Summer has barely gotten underway, and its bright sunshine has already been darkened by a series of horrific terror attacks. In early June Palestinian gunmen killed four people and wounded six others in a shooting at Tel Aviv’s popular Sarona market. Later in the month, a massacre by a single shooter in a gay nightclub in Orlando, Fla. left 49 dead and 53 injured, the worst mass shooting in this nation’s history. And in the last days of June, three suicide bombers infiltrated Istanbul’s Ataturk International Airport, killing at least 42 and wounding dozens more.
These attacks stemmed from different motivations — the Sarona killings reflect Palestinian, and particularly Hamas, enmity; the Orlando shooter, Omar Mateen, was a home-grown terrorist with an easily-acquired gun; the Istanbul attack appears to have been carried out by the Islamic State, intent on making its mark throughout the world. All came as shocks, the way such events always do, yet undoubtedly there will be others, escalating, as these have, over time.
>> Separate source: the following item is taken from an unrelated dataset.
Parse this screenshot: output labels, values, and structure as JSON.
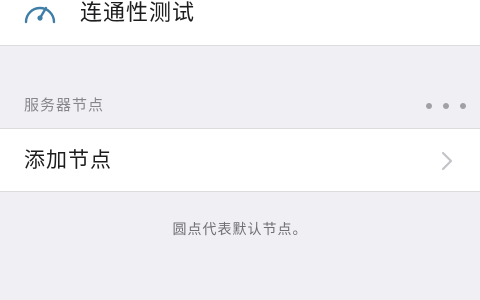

Terrorist activities of all sorts have deep roots in history. In ancient times governments used terror, including summary arrests and torture, to keep tight control over their own and conquered populations. France’s Reign of Terror after its revolution of 1789 (where the term “terrorism” probably originated) led to widespread beheadings on the guillotine, including the assassination of revolutionary leaders themselves. In the 20th century, Adolf Hitler in Germany and Joseph Stalin in the Soviet Union adopted terror techniques to suppress opposition to their totalitarian rule. A former secret service agent told me that the Soviet KGB would randomly choose someone in a neighborhood to execute on phony anti-government charges, thus intimidating everyone else in the area.
Randomness with the intention of frightening the public is at the heart of all terrorist tactics, whether utilized by the state, nationalist groups, or individuals. Groups like ISIS, especially, count on the fact that nobody knows when the next attack will occur or who will be its victims, leaving people everywhere on edge. Terrorist attacks garner much desired publicity for their operators, the most spectacular example being al Qaeda’s 9/11 assaults on the World Trade Center and the Pentagon. Yet whatever form terrorism takes and whatever its motives, the most persistent assaults have been directed against Israel. From its pre-state days to the present, the Jewish state has been the target of constant hostilities.
In the 1920s, Arab villagers ambushed Jews traveling on the roads and attacked Jewish settlements, among them Tel Hai in the Galilee, where the early Zionist hero Josef Trumpeldor lost his life. In 1929 Arabs massacred Jews in Hebron and Safed, and in the 1930s, Arab murders, arson, and other violence against Jews led eventually to the British White Paper of 1939 that restricted Jewish immigration to Palestine at a time when it was most needed. In the 1950s, bands of “fedayeen” (those willing to kill themselves) sent by Egypt, murdered and plundered on Israel’s borders. But terrorism as we know it today became most prevalent in the 1960s and 1970s, when the Palestine Liberation Organization (PLO) and affiliate groups opened fire at airports, hijacked planes and took hostages, with the aim of focusing world attention on Palestinian demands. As Yasir Arafat said at the time, “The end of Israel is the goal of our struggle.”
Golda Meir, then Israel’s prime minister, had to cope with terrorism on a scale no prior head of government faced. Although she entreated world leaders not to succumb to terrorists’ demands but rather to unite in fighting them, most made deals with militant organizations to protect their own citizens. Terrorists roamed freely around European airports, and some countries did not even allow El Al security guards to be armed. Security was weak at the Munich Olympic Games of 1972, when, in one of its vilest deeds, Black September terrorists murdered 11 members of the Israeli athletic teams. Compounding the crime, Germany later freed the surviving terrorists in exchange for hostages held in a hijacked plane. Israel responded with targeted assassinations against Black September leaders, an operation that limited international terrorism afterward, according to former Mossad chief, Zvi Zamir.
Now global terrorism is upon us again. But now the Western world recognizes that only by uniting and helping one another can nations beat back the Islamist terror that menaces them all. In fact, one of the worries expressed about Britain’s vote to leave the European Union — another recent shock — is that it may also pull back on sharing its intelligence information. That’s not likely. June’s suicide bombings clearly demonstrated that the world is in too precarious a position for any one nation to go it alone in fighting terrorism. As is so often the case, what had once been shrugged off as an Israeli problem is now recognized as everyone’s headache.
Francine Klagsbrun’s most recent book is “The Fourth Commandment: Remember the Sabbath Day.” Her new biography of Golda Meir will be published in 2017.